More play options emerge when you gradually accumulate trophies. Showdown is Brawl Stars’ 10-player take on the battle royale, and can be found in both solo and duos variants. It’s pretty straightforward: you’ll fire away at foes and then try to survive, however the strategic twist includes health insurance and attack-boosting power cubes scattered in treasure boxes round the stage. In familiar battle royale fashion, the play area gradually shrinks over time – here, it’s with poison clouds that creep through the edges towards the middle of the map.
Bounty mode is like team deathmatch, with bonus points for taking out opponents with long kill streaks, whilst the MOBA-esque Heist sends your team off and away to destroy the enemies’ safe before they eradicate yours. Brawl Ball is … well, it’s soccer with guns. That’s pretty amusing.
The cartoonish look is sharp throughout, from your level backdrops to the characters themselves, having a solid mix of play styles within the currently 22-strong hero roster. An Elvis-esque cowboy with powerful pistols aujoxu has to be precisely aimed? A robot bartender who lobs explosive bottles for ample splash damage? How about a hero who can summon a lumbering bear to hunt down foes? They’re all here.
Granted, the characters don’t pack much personality beyond their vibrant looks, nevertheless the diversity in attack and attribute cocktails keeps things interesting. The heroes feel different on the battlefield, and you could quickly sense when some really are a better fit for play modes over others, or which a complementary team pairing provides a far more effective unit in battle
Brawl Stars’ diverse selection of genre riffs keeps things lively, and like Supercell’s older Clash Royale, this free-to-play game is extremely fairly monetized. It is possible to play just as much as you want without timers to wait (or pay) through, but you’ll only earn item box-unlocking tokens to your first number of matches of the long session. Beyond that, you’ll must wait for the tokens to recharge before earning any further rewards.
Even amidst a welcome array of distinctive play modes and characters, Brawl Stars sticks to the same basic gameplay elements throughout. It’s what assists in keeping the action so immediate and approachable, and it’s a big element of why Supercell’s latest game succeeds.

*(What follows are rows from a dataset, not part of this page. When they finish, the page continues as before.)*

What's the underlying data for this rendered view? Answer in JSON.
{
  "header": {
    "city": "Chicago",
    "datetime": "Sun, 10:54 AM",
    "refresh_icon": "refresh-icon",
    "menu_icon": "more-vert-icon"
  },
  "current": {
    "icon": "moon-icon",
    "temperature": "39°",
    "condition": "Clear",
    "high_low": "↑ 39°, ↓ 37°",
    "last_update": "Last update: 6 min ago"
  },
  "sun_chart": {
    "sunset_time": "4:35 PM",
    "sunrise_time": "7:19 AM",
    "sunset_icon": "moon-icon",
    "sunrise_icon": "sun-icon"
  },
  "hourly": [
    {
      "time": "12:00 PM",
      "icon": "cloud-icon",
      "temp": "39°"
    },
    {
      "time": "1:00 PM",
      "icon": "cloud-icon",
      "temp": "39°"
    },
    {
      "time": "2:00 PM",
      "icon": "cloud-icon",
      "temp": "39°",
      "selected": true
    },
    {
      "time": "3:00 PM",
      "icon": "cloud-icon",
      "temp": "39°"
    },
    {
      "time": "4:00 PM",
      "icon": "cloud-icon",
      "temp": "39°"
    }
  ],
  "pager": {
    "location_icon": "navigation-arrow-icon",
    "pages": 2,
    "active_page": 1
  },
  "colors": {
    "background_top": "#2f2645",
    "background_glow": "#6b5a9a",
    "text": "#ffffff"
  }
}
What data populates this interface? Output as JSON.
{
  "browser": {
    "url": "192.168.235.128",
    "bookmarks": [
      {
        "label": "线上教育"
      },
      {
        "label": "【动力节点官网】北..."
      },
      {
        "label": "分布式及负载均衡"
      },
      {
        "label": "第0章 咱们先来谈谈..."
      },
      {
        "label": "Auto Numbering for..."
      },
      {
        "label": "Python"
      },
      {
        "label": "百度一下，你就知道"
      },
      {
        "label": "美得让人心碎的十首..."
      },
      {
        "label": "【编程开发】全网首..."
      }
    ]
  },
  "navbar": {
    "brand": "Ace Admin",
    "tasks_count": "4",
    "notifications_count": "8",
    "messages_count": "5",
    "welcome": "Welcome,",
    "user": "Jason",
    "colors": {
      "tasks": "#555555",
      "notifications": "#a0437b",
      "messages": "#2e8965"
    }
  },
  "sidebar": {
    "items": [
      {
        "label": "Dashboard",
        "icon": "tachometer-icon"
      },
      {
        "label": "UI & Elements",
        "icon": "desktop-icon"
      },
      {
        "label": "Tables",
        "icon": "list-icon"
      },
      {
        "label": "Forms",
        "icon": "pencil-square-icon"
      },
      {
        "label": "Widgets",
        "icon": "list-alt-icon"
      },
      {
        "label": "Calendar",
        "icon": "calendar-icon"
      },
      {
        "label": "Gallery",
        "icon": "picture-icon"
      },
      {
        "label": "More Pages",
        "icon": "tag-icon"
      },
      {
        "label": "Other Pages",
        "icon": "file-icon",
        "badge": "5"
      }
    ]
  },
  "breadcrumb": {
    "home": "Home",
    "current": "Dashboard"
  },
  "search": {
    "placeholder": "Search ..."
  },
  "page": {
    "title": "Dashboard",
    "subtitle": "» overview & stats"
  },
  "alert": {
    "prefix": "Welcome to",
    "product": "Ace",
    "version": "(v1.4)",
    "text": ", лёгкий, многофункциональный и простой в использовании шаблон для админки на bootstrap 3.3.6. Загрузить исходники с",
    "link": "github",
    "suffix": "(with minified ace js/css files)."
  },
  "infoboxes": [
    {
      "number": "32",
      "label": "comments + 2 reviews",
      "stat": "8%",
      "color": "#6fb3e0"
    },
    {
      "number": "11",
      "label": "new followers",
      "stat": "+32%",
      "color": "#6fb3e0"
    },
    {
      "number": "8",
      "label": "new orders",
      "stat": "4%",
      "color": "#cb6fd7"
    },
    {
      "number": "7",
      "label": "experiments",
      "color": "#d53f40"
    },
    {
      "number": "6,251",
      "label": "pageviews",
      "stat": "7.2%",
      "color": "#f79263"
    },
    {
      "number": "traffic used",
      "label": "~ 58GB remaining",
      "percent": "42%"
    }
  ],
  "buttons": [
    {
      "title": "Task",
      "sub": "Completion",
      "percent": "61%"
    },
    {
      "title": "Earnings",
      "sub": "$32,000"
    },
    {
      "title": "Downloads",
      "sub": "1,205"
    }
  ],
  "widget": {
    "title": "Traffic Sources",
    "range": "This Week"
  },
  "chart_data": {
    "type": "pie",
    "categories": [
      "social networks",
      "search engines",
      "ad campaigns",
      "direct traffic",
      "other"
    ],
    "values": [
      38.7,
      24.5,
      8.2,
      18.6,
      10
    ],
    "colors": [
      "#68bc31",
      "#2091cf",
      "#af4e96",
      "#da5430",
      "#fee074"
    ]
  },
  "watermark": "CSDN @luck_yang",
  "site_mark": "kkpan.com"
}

That also could be what ultimately limits its long term appeal, however. Brawl Stars has become streamlined to dramatic effect, but there’s little depth to the moment-to-moment gameplay. It doesn’t have the kind of strategic hook and outside-the-game tinkering that made Clash Royale this kind of worthy obsession and, eventually, an appropriate esport. Supercell might have competitive ambitions for Brawl Stars too, but I just don’t see enough tactical potential here to yield something which people would bother to look at. Soon enough, that same degree of simplicity could make initially excited players peel away in favour of fresher mobile distractions.
But who knows? Given the length of time Supercell spent tinkering with Brawl Stars before launch, it appears fair to assume that the studio may position the same sort of effort into keeping the video game lively and engaging for the long term. Even though not, Brawl Stars is a bite-sized treat that you could savor free of charge right now, plus it feels perfect on your smartphone